So a federal judge refused to throw out a lawsuit filed by the company’s former HR manager claiming she was wrongly denied those benefits, according to Washington-based legal publisher BNA.
If the ruling had gone the other way and the judge had found that the “wage and salary continuation” short-term disability policy from Progress Casting Group Inc. was a payroll practice instead of a federally regulated benefits plan, ERISA would not cover Mary Elizabeth Blank’s claims and her suit should have been dismissed, US District Judge Donovan Frank ruled.
Blank worked at Progress until May 2001. Progress Casting maintained a “wage and salary continuation practice” that provided up to 26 weeks of partial replacement income for full-time employees who were disabled due to accident, hospitalization, surgery, or sickness. UNUM Life Insurance Co. was claims administrator of the wage and salary continuation practice.
Employees were eligible for full health care and other benefits during the first 12 weeks they received pay under the practice. After the first 12 weeks expired, employees had to pick up the full cost of all health care benefits.
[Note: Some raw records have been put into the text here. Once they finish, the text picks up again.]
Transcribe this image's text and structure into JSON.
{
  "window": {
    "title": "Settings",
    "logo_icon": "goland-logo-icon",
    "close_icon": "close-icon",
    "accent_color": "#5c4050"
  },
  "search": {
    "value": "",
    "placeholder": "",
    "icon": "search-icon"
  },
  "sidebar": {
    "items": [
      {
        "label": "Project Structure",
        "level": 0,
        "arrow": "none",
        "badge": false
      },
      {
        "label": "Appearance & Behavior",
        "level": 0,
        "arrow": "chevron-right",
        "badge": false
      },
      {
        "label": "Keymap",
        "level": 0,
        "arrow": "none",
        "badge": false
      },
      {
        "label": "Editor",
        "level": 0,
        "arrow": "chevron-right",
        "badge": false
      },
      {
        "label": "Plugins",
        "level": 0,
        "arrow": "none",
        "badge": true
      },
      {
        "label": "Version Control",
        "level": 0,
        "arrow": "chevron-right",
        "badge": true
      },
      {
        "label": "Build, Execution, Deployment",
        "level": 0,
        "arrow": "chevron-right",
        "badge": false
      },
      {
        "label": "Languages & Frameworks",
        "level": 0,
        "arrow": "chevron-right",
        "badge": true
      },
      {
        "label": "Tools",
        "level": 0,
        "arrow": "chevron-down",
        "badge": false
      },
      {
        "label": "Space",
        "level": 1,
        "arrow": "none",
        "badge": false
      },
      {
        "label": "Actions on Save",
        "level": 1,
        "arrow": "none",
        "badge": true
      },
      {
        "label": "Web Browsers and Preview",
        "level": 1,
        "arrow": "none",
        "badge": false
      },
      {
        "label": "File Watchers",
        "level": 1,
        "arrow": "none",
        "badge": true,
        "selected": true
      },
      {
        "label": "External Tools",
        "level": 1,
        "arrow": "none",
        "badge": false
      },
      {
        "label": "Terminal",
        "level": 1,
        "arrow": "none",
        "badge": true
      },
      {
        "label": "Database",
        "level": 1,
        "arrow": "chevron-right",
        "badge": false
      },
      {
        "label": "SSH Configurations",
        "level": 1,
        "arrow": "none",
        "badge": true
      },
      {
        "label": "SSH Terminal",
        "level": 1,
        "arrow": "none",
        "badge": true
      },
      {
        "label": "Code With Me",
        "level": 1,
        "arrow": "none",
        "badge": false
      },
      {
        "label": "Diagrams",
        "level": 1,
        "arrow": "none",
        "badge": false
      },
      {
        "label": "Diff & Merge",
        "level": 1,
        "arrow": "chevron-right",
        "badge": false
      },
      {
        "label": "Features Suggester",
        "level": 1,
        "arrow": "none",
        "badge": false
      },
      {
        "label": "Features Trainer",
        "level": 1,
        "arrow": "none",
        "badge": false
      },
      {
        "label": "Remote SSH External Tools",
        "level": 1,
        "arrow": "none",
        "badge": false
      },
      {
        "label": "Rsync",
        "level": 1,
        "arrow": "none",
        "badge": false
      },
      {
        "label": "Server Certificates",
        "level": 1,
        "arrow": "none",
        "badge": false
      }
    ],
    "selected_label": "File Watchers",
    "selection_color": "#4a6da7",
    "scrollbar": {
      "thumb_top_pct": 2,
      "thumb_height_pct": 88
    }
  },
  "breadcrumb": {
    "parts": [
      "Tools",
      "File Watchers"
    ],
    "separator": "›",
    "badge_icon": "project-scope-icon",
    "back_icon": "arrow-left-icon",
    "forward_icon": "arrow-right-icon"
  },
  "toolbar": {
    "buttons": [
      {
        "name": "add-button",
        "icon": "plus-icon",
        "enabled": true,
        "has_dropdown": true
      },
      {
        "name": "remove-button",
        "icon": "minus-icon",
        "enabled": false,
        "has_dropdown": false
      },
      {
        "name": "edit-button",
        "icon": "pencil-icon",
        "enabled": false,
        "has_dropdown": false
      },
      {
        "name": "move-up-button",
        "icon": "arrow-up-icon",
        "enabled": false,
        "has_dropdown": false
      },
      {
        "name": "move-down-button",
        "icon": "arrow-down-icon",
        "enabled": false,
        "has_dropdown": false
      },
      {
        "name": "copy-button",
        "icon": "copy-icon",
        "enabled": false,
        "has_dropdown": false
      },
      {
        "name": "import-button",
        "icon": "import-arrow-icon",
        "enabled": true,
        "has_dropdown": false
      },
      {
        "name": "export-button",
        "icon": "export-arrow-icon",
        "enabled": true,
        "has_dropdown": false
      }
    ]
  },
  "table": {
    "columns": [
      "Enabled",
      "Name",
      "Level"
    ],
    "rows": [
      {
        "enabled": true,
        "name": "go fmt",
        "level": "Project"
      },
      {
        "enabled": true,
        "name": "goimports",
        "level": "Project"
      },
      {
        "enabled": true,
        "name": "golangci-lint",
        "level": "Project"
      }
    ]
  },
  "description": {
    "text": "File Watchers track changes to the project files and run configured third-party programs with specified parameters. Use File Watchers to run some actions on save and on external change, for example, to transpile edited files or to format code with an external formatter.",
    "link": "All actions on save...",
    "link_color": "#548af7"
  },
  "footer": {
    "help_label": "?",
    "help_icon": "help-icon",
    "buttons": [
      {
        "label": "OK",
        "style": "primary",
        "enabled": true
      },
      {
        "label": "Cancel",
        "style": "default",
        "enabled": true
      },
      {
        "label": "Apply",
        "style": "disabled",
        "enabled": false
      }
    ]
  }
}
Blank filed an application for wage and salary continuation benefits with UNUM on May 31, 2001. Although UNUM approved Blank’s claim, Progress Casting refused to pay Blank’s benefits. Blank sued, alleging Progress Casting violated ERISA by refusing to pay her benefits.
Progress argued to Frank that the suit should be thrown out because its policy did not represent a benefit plan and, therefore, the court had no legal jurisdiction. Rejecting Progress Casting’s argument, Frank said it was not obvious that money paid to employees under the practice constituted “normal compensation” as contemplated by federal regulations.
The case is Blank v. Progress Casting Group Inc ., D. Minn., No. 02-4155 (DWF/SRN), 2/26/03.